## EXERCISE DESCRIPTION
Exactly reproduce each of the entries shown below.

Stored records
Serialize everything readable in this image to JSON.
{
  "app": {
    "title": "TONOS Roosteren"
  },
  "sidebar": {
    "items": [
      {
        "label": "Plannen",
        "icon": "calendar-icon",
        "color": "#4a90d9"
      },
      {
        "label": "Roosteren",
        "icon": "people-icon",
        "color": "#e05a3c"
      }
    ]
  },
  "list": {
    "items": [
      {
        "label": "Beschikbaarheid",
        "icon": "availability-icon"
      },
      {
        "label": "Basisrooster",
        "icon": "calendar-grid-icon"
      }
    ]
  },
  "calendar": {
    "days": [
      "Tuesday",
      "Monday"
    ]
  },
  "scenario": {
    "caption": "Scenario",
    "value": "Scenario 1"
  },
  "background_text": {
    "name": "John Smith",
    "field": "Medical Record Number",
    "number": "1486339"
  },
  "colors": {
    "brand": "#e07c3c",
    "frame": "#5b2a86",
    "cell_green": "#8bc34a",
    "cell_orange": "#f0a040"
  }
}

## ANSWER FOR THE TASK
Serialize everything readable in this image to JSON.
{
  "app": {
    "title": "TONOS Roosteren"
  },
  "sidebar": {
    "items": [
      {
        "label": "Plannen",
        "icon": "calendar-icon",
        "color": "#4a90d9"
      },
      {
        "label": "Roosteren",
        "icon": "people-icon",
        "color": "#e05a3c"
      }
    ]
  },
  "list": {
    "items": [
      {
        "label": "Beschikbaarheid",
        "icon": "availability-icon"
      },
      {
        "label": "Basisrooster",
        "icon": "calendar-grid-icon"
      }
    ]
  },
  "calendar": {
    "days": [
      "Tuesday",
      "Monday"
    ]
  },
  "scenario": {
    "caption": "Scenario",
    "value": "Scenario 1"
  },
  "background_text": {
    "name": "John Smith",
    "field": "Medical Record Number",
    "number": "1486339"
  },
  "colors": {
    "brand": "#e07c3c",
    "frame": "#5b2a86",
    "cell_green": "#8bc34a",
    "cell_orange": "#f0a040"
  }
}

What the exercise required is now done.